WORK TO COMPLETE: Find each line of the entries with the string "印刷文字识别", please, and copy it.

::::::::

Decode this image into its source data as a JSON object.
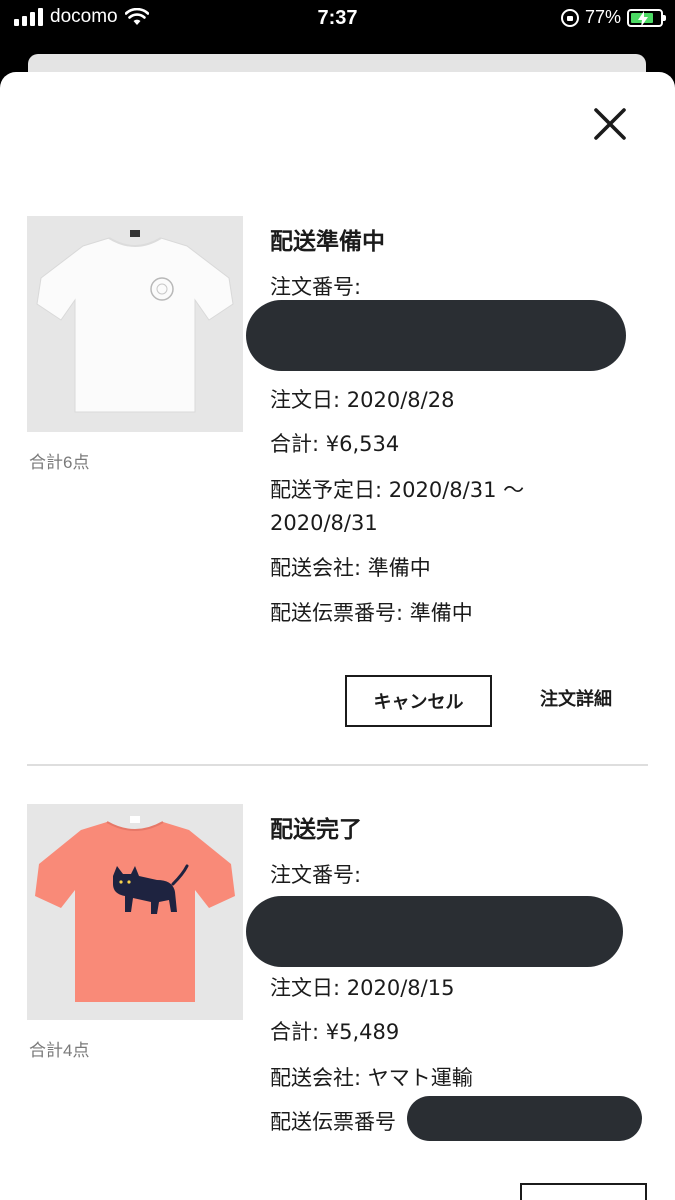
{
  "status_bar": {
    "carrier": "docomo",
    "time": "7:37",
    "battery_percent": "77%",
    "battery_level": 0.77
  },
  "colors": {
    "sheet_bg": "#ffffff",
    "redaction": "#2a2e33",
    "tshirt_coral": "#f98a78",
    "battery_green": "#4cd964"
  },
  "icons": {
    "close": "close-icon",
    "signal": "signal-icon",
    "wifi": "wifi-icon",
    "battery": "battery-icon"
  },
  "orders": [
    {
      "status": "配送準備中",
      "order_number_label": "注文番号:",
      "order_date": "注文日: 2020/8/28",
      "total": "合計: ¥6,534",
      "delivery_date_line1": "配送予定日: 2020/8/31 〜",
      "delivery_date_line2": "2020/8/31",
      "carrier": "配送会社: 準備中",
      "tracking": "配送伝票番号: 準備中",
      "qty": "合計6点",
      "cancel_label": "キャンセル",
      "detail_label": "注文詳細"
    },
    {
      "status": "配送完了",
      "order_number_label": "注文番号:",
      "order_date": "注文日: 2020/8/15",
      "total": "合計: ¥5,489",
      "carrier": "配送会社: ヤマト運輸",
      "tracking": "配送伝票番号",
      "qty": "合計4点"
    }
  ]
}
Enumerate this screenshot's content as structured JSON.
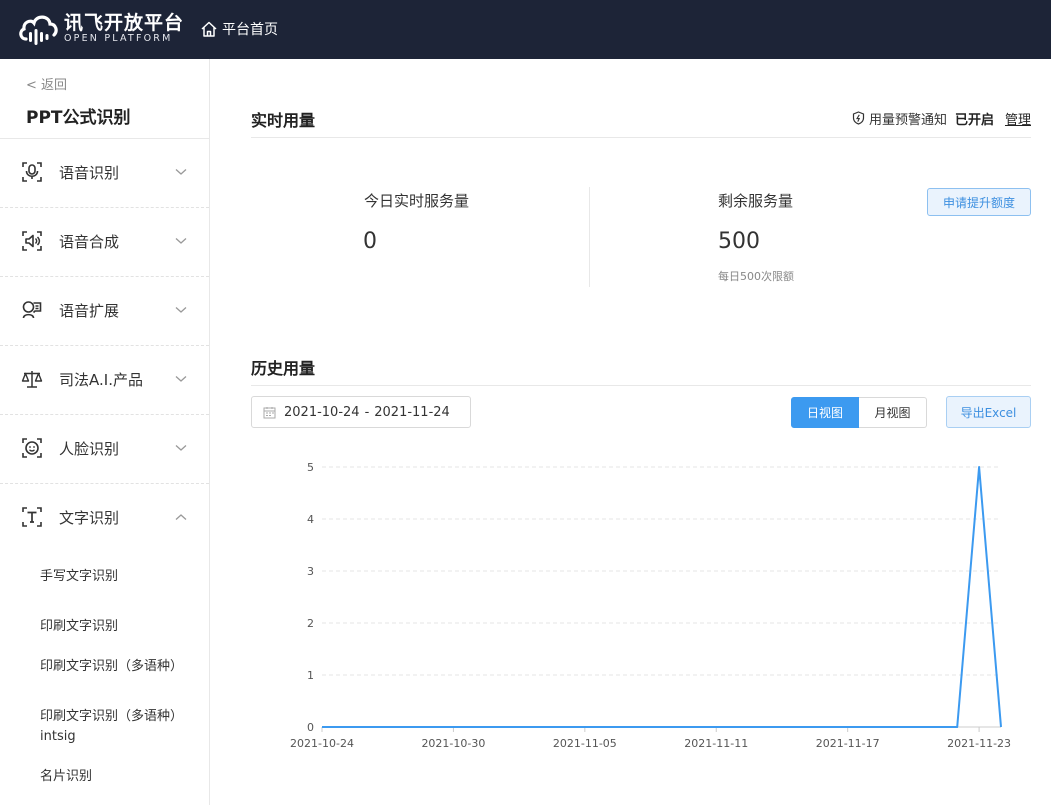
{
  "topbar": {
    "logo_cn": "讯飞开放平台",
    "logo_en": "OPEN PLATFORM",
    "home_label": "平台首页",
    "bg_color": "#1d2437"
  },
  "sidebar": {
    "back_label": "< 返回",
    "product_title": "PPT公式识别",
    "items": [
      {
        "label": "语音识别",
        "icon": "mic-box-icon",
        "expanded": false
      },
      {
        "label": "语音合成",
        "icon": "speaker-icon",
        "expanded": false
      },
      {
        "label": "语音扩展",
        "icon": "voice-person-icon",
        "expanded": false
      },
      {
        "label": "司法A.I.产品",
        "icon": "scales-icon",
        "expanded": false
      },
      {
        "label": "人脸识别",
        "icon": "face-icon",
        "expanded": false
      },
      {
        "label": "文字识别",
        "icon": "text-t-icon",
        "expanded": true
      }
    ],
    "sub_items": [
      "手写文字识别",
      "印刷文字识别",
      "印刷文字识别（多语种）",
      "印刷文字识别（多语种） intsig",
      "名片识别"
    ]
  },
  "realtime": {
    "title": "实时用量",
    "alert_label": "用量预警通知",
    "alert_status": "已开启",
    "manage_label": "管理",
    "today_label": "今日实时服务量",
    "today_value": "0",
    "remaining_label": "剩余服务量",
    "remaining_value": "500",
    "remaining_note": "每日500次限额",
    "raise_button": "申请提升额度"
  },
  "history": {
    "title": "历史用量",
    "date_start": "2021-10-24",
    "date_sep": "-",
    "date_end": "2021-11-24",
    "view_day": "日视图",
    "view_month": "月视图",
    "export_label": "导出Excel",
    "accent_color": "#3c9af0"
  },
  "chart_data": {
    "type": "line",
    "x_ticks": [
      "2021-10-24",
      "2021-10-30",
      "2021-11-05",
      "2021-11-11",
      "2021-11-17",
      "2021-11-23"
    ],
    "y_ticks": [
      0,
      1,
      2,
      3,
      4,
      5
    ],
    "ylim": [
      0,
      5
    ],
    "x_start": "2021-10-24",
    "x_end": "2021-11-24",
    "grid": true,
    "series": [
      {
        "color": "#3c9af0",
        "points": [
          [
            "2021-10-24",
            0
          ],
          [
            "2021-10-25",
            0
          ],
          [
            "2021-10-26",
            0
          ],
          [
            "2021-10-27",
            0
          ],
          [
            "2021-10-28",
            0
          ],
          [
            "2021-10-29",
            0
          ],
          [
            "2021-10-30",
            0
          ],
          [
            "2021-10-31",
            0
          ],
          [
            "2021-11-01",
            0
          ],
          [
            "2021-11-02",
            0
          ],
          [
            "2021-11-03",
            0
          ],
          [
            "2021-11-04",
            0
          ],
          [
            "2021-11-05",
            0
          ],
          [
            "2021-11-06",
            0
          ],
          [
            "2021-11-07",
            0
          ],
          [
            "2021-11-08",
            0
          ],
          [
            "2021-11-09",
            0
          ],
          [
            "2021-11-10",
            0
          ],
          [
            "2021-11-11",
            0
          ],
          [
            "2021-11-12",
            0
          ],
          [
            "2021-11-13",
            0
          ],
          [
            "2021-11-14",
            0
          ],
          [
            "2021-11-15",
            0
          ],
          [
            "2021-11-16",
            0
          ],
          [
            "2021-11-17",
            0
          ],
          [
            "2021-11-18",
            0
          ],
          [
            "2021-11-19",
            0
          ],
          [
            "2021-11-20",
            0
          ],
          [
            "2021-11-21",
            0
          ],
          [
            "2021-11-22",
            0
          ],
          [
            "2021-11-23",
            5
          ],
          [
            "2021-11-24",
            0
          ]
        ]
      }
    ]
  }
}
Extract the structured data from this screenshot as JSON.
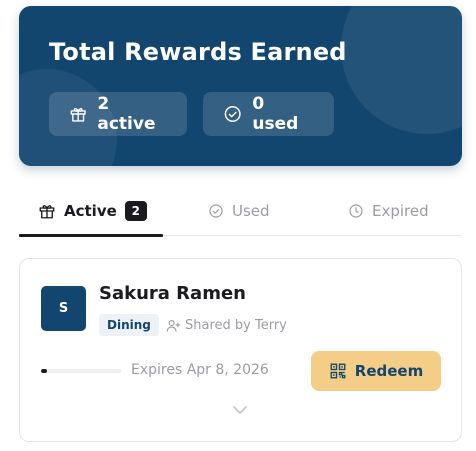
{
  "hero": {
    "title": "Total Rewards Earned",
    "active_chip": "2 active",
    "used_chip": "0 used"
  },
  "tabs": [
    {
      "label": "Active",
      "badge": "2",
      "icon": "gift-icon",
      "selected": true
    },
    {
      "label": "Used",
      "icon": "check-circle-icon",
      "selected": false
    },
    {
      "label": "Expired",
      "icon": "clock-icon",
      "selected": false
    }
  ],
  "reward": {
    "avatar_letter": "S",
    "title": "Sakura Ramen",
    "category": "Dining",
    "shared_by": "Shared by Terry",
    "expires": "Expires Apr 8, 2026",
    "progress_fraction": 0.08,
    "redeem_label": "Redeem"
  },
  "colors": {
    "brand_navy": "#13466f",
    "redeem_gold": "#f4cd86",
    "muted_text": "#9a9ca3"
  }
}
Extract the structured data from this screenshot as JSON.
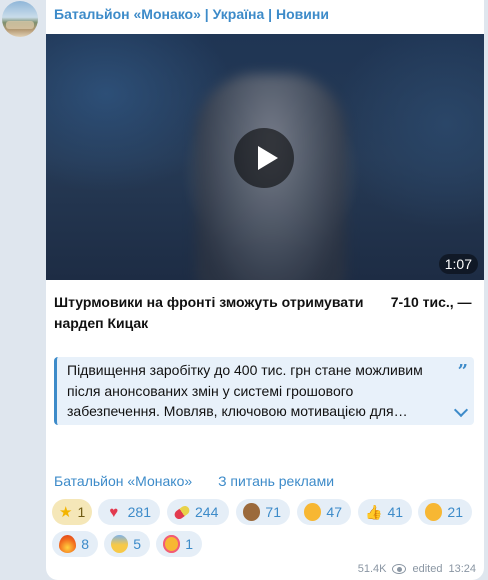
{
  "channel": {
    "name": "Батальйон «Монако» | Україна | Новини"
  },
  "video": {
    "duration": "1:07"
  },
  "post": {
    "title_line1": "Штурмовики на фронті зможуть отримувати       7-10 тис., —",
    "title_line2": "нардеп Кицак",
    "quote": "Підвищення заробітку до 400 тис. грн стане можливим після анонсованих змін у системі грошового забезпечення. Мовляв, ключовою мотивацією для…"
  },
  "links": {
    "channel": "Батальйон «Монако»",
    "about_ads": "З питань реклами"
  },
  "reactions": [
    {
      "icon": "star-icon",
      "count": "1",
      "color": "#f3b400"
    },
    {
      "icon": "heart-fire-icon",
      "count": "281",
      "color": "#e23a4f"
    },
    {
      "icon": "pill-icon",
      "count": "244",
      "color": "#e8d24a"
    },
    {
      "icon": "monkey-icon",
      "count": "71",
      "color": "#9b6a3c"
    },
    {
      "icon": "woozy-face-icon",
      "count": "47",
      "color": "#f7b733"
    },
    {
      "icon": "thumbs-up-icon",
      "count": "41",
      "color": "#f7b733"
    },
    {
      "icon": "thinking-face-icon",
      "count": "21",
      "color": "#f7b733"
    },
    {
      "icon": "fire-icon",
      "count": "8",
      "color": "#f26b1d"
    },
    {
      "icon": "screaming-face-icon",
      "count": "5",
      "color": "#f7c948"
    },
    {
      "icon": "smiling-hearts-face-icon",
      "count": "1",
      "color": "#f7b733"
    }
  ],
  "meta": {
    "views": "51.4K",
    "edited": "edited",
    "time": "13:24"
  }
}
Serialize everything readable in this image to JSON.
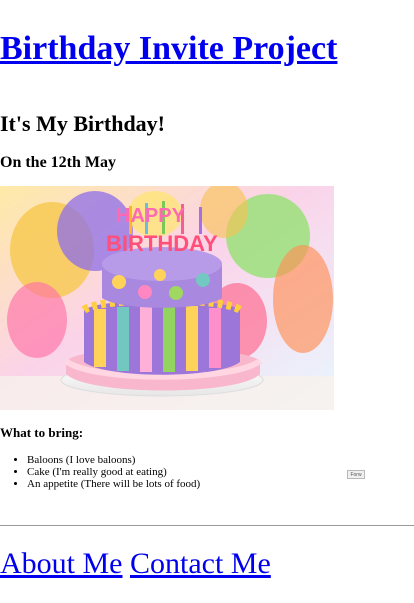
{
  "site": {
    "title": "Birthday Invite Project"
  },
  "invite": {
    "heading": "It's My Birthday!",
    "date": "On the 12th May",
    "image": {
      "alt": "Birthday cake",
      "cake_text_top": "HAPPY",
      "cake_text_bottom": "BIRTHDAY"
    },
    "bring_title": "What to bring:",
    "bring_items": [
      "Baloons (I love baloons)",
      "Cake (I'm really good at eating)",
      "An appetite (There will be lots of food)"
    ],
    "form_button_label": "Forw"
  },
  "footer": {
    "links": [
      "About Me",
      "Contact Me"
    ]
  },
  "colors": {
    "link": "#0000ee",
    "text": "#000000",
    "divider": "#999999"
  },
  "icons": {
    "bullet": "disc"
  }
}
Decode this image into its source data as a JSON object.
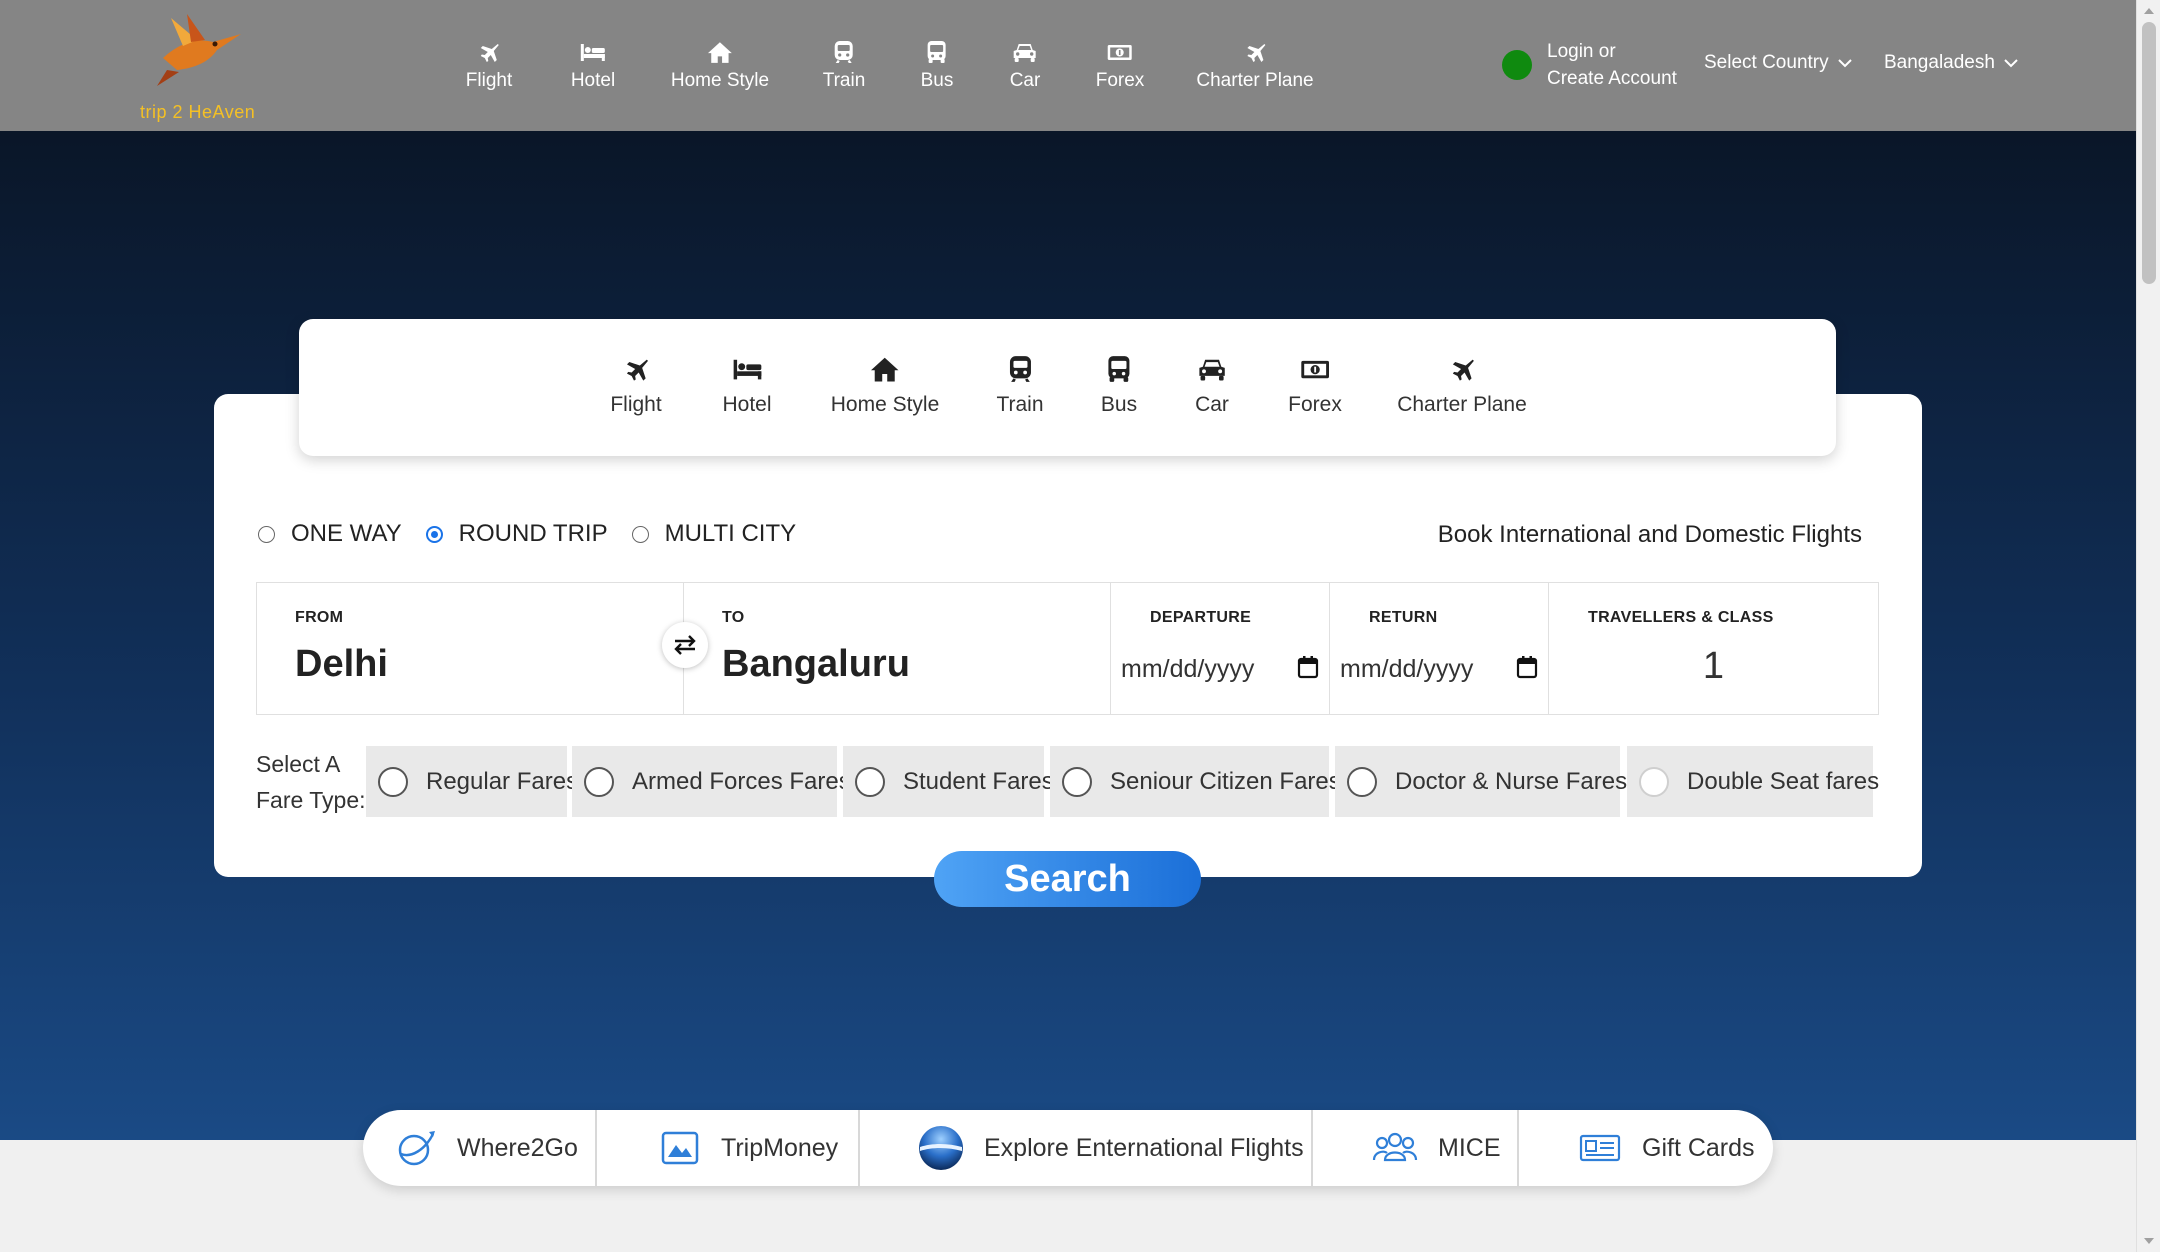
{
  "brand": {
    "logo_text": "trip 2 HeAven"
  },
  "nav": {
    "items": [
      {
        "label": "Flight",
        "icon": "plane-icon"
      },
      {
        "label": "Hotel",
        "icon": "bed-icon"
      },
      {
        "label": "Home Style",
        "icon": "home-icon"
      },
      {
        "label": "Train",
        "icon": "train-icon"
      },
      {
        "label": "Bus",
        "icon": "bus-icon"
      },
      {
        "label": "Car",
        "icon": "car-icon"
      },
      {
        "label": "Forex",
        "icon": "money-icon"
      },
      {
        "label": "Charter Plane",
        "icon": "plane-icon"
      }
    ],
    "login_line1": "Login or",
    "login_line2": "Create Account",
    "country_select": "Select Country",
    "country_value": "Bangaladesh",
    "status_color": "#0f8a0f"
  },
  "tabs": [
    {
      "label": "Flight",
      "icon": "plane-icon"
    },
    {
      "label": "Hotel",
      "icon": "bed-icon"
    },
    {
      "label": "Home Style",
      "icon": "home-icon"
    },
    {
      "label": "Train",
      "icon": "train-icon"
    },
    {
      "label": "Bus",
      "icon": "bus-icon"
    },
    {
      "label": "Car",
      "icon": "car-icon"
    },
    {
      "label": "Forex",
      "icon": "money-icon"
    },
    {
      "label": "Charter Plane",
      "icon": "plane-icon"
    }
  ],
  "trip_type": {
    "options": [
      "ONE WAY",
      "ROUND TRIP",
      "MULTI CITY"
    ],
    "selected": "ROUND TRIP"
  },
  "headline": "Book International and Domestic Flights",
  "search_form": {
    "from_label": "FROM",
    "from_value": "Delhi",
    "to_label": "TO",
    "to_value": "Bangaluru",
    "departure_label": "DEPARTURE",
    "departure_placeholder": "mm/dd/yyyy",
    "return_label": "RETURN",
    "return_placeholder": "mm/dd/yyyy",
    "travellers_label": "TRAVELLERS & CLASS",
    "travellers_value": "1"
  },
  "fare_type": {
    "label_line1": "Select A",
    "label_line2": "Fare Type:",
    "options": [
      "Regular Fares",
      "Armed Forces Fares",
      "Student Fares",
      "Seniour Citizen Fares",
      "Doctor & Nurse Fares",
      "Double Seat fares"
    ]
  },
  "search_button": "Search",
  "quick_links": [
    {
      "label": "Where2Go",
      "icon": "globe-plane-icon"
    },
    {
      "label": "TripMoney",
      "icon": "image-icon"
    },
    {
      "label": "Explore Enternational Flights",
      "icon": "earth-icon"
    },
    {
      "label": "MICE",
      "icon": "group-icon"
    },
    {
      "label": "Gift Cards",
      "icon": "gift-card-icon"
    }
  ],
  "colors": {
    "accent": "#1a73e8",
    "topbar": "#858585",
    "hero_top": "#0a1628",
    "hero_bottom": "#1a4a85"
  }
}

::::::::

YOUR RESPONSE:
      "印刷文字识别",
      "印刷文字识别（多语种）",
      "印刷文字识别（多语种） intsig",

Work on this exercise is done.